-- Opening Marker --
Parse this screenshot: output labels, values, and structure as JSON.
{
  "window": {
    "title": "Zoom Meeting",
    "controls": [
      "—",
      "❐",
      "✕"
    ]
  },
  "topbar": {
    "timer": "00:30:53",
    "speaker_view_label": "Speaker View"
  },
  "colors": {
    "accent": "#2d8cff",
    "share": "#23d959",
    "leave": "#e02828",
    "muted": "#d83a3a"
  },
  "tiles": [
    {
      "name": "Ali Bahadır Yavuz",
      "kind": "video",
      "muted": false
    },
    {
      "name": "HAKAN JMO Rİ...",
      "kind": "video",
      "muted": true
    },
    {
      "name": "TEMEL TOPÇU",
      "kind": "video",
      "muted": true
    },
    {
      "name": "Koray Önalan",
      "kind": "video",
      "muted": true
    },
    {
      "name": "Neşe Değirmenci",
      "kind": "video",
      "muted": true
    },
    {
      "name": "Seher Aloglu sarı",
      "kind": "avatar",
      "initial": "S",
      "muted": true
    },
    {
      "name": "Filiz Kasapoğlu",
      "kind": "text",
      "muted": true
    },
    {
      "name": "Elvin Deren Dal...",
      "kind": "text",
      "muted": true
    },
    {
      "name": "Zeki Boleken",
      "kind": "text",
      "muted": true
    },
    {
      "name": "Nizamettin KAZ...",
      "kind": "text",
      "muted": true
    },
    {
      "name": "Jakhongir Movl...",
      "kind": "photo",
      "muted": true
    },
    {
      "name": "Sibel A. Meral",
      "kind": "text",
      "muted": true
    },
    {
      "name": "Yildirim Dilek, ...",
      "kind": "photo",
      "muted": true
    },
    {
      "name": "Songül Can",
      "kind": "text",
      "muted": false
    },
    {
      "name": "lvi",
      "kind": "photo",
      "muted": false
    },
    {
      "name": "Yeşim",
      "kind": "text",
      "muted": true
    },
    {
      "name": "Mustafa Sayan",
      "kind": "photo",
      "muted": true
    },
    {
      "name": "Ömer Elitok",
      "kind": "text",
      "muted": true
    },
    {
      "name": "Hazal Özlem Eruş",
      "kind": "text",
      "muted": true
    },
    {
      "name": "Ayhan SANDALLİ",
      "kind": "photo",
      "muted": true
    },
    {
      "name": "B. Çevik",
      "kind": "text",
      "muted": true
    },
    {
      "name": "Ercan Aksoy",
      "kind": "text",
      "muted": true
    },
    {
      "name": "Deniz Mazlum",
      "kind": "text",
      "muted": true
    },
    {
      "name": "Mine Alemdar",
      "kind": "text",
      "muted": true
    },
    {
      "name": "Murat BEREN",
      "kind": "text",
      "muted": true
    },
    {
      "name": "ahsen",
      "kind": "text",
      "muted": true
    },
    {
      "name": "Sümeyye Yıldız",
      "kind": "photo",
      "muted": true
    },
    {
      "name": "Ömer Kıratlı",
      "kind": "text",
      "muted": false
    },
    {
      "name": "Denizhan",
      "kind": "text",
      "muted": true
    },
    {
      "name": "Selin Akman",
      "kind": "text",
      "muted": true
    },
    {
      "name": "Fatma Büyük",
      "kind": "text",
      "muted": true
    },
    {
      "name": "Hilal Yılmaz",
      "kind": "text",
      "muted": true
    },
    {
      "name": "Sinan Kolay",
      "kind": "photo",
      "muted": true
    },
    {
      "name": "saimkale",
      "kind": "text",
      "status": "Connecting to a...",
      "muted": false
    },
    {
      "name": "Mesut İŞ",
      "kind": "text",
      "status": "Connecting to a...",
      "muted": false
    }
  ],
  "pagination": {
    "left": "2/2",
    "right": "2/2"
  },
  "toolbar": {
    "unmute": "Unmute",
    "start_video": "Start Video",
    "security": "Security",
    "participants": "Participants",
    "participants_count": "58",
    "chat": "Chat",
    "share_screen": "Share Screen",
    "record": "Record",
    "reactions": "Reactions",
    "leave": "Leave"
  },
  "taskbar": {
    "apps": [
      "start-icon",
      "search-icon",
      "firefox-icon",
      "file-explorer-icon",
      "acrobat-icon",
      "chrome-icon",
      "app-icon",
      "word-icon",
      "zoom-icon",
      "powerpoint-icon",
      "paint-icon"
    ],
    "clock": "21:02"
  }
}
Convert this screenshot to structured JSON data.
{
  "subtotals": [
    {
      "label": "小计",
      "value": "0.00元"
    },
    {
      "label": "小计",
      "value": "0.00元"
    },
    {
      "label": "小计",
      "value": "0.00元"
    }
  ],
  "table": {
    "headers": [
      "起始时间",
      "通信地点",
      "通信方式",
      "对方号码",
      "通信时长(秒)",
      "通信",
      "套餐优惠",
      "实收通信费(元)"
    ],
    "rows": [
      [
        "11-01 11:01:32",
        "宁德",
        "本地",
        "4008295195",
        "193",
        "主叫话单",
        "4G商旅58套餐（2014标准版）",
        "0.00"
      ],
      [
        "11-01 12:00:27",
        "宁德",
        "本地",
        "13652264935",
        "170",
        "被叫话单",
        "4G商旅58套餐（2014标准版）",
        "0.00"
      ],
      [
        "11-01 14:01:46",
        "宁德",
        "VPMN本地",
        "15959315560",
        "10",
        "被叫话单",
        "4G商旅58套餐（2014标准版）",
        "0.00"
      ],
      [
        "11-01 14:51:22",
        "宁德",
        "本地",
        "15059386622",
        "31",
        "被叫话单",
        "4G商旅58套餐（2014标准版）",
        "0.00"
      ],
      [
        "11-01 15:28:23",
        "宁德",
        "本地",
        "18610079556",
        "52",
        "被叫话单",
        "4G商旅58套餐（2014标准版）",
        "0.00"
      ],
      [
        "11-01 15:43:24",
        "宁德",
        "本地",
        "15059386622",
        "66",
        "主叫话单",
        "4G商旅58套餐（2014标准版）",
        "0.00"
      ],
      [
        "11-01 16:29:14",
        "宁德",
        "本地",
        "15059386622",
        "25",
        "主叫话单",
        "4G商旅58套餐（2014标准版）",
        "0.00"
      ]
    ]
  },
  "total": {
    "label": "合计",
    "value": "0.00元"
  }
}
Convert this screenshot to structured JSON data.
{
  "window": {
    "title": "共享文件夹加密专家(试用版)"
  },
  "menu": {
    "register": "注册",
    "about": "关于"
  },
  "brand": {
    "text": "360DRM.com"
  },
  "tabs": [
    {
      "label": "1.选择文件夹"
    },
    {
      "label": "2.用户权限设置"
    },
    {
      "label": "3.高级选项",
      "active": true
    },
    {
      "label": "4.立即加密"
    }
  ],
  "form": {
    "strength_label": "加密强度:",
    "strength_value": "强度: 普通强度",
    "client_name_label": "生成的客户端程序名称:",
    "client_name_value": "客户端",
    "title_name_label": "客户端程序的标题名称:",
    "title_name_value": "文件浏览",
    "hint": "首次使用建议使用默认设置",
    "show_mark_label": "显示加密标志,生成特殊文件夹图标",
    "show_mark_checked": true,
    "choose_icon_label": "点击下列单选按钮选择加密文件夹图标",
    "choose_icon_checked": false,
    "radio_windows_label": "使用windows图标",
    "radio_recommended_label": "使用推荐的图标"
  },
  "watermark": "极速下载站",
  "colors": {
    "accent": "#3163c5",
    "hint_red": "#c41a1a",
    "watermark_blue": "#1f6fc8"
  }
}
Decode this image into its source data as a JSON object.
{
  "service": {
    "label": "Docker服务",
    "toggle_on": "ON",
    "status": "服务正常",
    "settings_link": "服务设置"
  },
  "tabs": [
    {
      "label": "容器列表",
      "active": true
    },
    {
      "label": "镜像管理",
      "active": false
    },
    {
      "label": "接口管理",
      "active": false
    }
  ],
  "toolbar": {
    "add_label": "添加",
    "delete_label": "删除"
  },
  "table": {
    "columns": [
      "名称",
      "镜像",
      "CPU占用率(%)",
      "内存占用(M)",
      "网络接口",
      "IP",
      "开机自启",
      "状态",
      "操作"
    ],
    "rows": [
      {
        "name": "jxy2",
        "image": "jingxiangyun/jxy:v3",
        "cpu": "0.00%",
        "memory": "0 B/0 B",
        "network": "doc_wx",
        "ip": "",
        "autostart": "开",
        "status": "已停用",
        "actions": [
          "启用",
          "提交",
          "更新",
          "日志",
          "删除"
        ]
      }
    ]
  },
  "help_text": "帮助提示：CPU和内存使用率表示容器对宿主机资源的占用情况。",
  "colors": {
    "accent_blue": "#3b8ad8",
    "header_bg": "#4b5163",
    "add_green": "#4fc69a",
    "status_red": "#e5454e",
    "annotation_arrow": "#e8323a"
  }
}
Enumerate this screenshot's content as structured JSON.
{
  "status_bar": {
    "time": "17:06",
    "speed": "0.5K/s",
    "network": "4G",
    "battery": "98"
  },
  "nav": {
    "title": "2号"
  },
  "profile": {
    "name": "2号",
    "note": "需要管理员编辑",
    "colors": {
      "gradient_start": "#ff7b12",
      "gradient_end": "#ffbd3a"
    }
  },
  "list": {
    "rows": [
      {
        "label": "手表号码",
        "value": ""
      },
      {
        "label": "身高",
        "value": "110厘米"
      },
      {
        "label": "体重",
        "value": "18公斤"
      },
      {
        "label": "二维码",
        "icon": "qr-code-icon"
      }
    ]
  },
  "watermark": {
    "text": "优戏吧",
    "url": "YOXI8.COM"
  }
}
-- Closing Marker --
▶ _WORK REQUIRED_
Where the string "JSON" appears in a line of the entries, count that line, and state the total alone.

▶ _SOLUTION TO THE EXERCISE_
5